## Data in this exercise
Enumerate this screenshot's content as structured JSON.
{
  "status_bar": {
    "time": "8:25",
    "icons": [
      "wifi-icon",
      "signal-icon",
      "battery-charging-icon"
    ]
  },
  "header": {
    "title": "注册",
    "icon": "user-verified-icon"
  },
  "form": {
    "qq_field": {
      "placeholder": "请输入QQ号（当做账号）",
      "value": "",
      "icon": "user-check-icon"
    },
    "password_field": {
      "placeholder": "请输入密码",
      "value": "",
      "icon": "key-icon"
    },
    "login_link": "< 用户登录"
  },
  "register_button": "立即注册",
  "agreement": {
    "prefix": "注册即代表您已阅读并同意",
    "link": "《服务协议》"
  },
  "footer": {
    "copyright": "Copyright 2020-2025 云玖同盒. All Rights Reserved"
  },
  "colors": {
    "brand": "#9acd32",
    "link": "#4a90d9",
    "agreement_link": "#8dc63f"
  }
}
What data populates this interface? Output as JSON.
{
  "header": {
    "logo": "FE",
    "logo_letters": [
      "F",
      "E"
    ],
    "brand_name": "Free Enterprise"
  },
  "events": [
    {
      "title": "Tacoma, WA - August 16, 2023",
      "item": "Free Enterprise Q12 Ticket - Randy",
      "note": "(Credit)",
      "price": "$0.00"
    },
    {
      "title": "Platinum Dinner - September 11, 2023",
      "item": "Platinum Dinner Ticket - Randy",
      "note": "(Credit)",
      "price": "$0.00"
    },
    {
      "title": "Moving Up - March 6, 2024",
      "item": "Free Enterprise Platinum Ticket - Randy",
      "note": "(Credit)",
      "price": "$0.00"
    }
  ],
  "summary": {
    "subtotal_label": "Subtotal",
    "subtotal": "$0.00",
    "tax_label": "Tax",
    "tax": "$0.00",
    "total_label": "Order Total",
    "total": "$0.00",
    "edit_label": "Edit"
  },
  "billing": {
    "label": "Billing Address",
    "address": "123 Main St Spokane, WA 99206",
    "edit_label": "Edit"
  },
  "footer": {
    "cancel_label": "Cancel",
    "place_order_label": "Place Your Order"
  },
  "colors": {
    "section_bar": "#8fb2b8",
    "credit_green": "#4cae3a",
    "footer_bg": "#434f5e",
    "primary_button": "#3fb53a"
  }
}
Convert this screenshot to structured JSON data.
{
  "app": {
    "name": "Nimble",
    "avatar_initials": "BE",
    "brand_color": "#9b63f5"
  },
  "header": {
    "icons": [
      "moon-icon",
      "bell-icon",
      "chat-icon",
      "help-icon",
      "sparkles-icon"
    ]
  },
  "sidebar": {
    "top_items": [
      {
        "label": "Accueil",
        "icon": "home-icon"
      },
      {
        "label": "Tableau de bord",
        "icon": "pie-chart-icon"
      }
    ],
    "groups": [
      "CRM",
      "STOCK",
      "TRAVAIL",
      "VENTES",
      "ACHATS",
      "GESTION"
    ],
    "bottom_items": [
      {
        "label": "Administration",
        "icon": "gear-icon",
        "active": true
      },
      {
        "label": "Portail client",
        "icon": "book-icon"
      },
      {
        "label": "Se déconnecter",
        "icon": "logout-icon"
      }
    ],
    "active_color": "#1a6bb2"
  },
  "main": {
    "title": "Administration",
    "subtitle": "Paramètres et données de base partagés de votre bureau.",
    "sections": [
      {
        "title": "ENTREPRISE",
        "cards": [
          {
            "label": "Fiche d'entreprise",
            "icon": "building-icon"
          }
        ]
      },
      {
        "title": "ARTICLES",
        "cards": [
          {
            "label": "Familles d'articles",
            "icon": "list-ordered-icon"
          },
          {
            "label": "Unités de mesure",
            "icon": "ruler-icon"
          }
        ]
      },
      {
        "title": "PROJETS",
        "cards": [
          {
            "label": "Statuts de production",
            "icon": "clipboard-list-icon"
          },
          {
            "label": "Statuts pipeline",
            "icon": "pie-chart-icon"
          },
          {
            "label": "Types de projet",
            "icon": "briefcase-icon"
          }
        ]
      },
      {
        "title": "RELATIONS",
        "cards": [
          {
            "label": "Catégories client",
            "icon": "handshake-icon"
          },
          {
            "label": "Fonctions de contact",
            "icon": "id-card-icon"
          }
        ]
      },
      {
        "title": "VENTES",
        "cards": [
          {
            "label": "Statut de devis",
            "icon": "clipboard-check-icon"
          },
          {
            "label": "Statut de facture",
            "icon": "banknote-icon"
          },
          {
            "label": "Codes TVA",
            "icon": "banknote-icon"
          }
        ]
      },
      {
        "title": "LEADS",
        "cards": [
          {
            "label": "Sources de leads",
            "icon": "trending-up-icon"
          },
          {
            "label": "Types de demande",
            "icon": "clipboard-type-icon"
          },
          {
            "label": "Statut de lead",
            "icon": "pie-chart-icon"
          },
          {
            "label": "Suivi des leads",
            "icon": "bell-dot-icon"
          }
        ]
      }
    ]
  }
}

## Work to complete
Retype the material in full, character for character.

## Response below
Enumerate this screenshot's content as structured JSON.
{
  "status_bar": {
    "time": "8:25",
    "icons": [
      "wifi-icon",
      "signal-icon",
      "battery-charging-icon"
    ]
  },
  "header": {
    "title": "注册",
    "icon": "user-verified-icon"
  },
  "form": {
    "qq_field": {
      "placeholder": "请输入QQ号（当做账号）",
      "value": "",
      "icon": "user-check-icon"
    },
    "password_field": {
      "placeholder": "请输入密码",
      "value": "",
      "icon": "key-icon"
    },
    "login_link": "< 用户登录"
  },
  "register_button": "立即注册",
  "agreement": {
    "prefix": "注册即代表您已阅读并同意",
    "link": "《服务协议》"
  },
  "footer": {
    "copyright": "Copyright 2020-2025 云玖同盒. All Rights Reserved"
  },
  "colors": {
    "brand": "#9acd32",
    "link": "#4a90d9",
    "agreement_link": "#8dc63f"
  }
}
What data populates this interface? Output as JSON.
{
  "header": {
    "logo": "FE",
    "logo_letters": [
      "F",
      "E"
    ],
    "brand_name": "Free Enterprise"
  },
  "events": [
    {
      "title": "Tacoma, WA - August 16, 2023",
      "item": "Free Enterprise Q12 Ticket - Randy",
      "note": "(Credit)",
      "price": "$0.00"
    },
    {
      "title": "Platinum Dinner - September 11, 2023",
      "item": "Platinum Dinner Ticket - Randy",
      "note": "(Credit)",
      "price": "$0.00"
    },
    {
      "title": "Moving Up - March 6, 2024",
      "item": "Free Enterprise Platinum Ticket - Randy",
      "note": "(Credit)",
      "price": "$0.00"
    }
  ],
  "summary": {
    "subtotal_label": "Subtotal",
    "subtotal": "$0.00",
    "tax_label": "Tax",
    "tax": "$0.00",
    "total_label": "Order Total",
    "total": "$0.00",
    "edit_label": "Edit"
  },
  "billing": {
    "label": "Billing Address",
    "address": "123 Main St Spokane, WA 99206",
    "edit_label": "Edit"
  },
  "footer": {
    "cancel_label": "Cancel",
    "place_order_label": "Place Your Order"
  },
  "colors": {
    "section_bar": "#8fb2b8",
    "credit_green": "#4cae3a",
    "footer_bg": "#434f5e",
    "primary_button": "#3fb53a"
  }
}
Convert this screenshot to structured JSON data.
{
  "app": {
    "name": "Nimble",
    "avatar_initials": "BE",
    "brand_color": "#9b63f5"
  },
  "header": {
    "icons": [
      "moon-icon",
      "bell-icon",
      "chat-icon",
      "help-icon",
      "sparkles-icon"
    ]
  },
  "sidebar": {
    "top_items": [
      {
        "label": "Accueil",
        "icon": "home-icon"
      },
      {
        "label": "Tableau de bord",
        "icon": "pie-chart-icon"
      }
    ],
    "groups": [
      "CRM",
      "STOCK",
      "TRAVAIL",
      "VENTES",
      "ACHATS",
      "GESTION"
    ],
    "bottom_items": [
      {
        "label": "Administration",
        "icon": "gear-icon",
        "active": true
      },
      {
        "label": "Portail client",
        "icon": "book-icon"
      },
      {
        "label": "Se déconnecter",
        "icon": "logout-icon"
      }
    ],
    "active_color": "#1a6bb2"
  },
  "main": {
    "title": "Administration",
    "subtitle": "Paramètres et données de base partagés de votre bureau.",
    "sections": [
      {
        "title": "ENTREPRISE",
        "cards": [
          {
            "label": "Fiche d'entreprise",
            "icon": "building-icon"
          }
        ]
      },
      {
        "title": "ARTICLES",
        "cards": [
          {
            "label": "Familles d'articles",
            "icon": "list-ordered-icon"
          },
          {
            "label": "Unités de mesure",
            "icon": "ruler-icon"
          }
        ]
      },
      {
        "title": "PROJETS",
        "cards": [
          {
            "label": "Statuts de production",
            "icon": "clipboard-list-icon"
          },
          {
            "label": "Statuts pipeline",
            "icon": "pie-chart-icon"
          },
          {
            "label": "Types de projet",
            "icon": "briefcase-icon"
          }
        ]
      },
      {
        "title": "RELATIONS",
        "cards": [
          {
            "label": "Catégories client",
            "icon": "handshake-icon"
          },
          {
            "label": "Fonctions de contact",
            "icon": "id-card-icon"
          }
        ]
      },
      {
        "title": "VENTES",
        "cards": [
          {
            "label": "Statut de devis",
            "icon": "clipboard-check-icon"
          },
          {
            "label": "Statut de facture",
            "icon": "banknote-icon"
          },
          {
            "label": "Codes TVA",
            "icon": "banknote-icon"
          }
        ]
      },
      {
        "title": "LEADS",
        "cards": [
          {
            "label": "Sources de leads",
            "icon": "trending-up-icon"
          },
          {
            "label": "Types de demande",
            "icon": "clipboard-type-icon"
          },
          {
            "label": "Statut de lead",
            "icon": "pie-chart-icon"
          },
          {
            "label": "Suivi des leads",
            "icon": "bell-dot-icon"
          }
        ]
      }
    ]
  }
}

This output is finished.